Cavan County Council had also not spotted unlabelled allergens in one seasoning product that had been in shops for ten years, the authority said.

Internal emails also detail how inspectors from the FSAI went to business premises in the county and found dirty, unhygienic conditions, untraceable meat, as well as rodent activity.

The records said these problems did not appear to be new suggesting that the council’s previous inspections had been ineffective in identifying serious food safety issues.

The food safety authority also raised questions over whether a veterinary inspector – paid for out of FSAI grants – was working full-time in food safety.

They also highlighted consistent delays by the council in uploading inspection reports to an online system, according to records released under FOI.

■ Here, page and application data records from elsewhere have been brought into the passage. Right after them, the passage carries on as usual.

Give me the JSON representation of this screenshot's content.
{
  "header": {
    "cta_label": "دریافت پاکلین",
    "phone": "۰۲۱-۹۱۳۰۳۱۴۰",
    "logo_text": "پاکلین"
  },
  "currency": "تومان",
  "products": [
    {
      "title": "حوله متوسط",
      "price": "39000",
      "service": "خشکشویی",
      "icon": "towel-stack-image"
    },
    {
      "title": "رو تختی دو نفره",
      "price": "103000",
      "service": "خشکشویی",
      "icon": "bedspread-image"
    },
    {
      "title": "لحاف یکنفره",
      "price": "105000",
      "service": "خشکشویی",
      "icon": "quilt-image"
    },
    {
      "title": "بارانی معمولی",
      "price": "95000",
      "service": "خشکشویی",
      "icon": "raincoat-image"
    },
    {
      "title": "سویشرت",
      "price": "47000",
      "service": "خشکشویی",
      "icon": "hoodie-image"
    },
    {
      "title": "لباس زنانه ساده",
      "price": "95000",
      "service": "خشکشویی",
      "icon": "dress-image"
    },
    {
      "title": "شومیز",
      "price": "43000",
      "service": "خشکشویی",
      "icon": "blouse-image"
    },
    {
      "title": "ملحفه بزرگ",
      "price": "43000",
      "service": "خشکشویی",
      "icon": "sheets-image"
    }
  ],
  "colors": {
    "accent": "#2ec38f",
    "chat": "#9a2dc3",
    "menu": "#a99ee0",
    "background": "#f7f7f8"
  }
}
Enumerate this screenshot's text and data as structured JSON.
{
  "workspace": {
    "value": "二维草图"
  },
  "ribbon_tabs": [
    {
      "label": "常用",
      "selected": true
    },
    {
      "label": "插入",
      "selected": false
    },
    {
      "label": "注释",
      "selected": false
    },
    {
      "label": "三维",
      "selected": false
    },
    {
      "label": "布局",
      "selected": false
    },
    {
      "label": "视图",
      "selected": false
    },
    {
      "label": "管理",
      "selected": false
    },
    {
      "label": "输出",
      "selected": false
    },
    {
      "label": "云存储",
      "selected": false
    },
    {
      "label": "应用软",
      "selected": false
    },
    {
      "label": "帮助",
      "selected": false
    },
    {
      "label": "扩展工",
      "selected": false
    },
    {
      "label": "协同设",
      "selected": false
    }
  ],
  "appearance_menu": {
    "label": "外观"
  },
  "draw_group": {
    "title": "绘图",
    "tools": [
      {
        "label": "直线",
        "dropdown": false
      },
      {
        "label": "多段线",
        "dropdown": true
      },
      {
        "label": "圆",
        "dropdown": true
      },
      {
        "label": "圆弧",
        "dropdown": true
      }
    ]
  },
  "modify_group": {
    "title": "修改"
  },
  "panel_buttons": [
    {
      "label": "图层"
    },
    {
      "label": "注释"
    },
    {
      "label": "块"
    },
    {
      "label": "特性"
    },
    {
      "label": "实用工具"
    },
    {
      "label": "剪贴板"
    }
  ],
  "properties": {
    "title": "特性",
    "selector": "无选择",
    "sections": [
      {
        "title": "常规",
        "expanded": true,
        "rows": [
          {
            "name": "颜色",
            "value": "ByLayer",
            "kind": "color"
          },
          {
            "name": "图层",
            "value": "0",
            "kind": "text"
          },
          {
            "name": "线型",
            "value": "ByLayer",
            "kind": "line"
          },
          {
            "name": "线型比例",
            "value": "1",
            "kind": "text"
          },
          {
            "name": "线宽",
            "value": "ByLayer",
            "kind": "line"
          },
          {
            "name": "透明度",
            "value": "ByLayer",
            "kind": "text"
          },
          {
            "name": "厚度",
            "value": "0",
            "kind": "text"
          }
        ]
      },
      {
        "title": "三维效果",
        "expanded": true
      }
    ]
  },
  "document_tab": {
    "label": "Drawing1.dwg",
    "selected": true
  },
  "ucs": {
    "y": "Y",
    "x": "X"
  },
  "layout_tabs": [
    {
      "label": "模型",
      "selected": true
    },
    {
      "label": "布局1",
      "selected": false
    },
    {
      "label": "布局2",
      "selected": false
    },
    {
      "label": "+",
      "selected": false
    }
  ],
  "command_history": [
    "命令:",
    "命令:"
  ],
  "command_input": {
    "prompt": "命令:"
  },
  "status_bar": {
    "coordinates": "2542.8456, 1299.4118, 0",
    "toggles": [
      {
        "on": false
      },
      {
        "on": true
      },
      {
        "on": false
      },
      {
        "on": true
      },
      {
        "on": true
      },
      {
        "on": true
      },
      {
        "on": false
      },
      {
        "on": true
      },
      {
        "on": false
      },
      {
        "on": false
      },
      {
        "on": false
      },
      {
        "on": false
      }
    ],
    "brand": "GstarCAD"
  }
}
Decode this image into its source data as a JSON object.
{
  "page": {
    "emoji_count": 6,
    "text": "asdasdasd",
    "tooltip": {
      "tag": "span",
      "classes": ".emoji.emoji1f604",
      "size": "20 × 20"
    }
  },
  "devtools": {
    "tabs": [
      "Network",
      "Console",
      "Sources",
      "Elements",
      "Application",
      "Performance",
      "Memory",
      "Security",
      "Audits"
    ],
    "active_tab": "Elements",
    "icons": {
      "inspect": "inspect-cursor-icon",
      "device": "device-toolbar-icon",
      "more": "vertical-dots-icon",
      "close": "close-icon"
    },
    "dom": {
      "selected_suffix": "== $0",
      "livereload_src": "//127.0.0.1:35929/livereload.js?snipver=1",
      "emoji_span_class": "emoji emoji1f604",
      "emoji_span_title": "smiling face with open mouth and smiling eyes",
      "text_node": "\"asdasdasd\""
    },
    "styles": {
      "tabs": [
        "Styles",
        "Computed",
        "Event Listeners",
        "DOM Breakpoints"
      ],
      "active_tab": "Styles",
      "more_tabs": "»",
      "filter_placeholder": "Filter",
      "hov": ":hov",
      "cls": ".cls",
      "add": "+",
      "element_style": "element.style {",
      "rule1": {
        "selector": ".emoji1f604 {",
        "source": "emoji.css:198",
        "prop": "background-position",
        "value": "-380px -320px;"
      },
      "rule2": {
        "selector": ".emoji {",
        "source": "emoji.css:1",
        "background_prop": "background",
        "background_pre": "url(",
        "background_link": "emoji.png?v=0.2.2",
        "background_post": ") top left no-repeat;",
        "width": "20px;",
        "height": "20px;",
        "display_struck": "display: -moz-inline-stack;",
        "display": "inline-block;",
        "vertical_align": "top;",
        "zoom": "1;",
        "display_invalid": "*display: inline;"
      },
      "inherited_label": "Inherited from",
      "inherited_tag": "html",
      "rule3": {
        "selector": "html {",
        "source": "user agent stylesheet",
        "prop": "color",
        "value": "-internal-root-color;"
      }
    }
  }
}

In May of 2019, the FSAI sent a letter to the council following two joint inspections, one of which had discovered a “grave and immediate danger to public health” at a business premises.

The letter said: “The FSAI had serious concerns regarding the effectiveness of the Council’s official controls at this former premises and the appropriateness of the Council’s decision to grant approval there.”

One of the inspections had discovered rodent activity, a drain discharging onto a floor, and poor controls for dangerous listeria and botulinum toxins.

A second inspection of a sausage producer found meat smokers in a yard with a pet dog present and the processing area in a “filthy and unhygienic condition”.

There was lack of traceability on meat goods, and the business was deemed “wholly unsuitable for the nature of the operations”.

Internal audits from Cavan County Council, the first of 31 sets of such records Right to Know plans to publish in the months ahead

Over the coming months, Right to Know plans to publish internal audits from local authorities right across the country.

We are starting for alphabetical reasons with Cavan County Council (the Carlow records are infuriatingly currently the subject of a totally unnecessary internal review).

These are the types of projects we would like to do a lot more of over the coming years.

We can’t however do them without resources, so if you are in position to support us, please consider signing up to our Patreon.

If you are a local reporter and wish to use these records – feel free to do so. The only thing we would ask is that you consider mentioning Right to Know in any reports that you do, and let us know.

The request we made was for all internal audits from 2019 and 2020.

In some cases, local authorities said they would have to charge fees to provide all the records so where that arose, we asked for a list of the internal audits instead.

From that list, we selected the ones we (very unscientifically) thought sounded most interesting.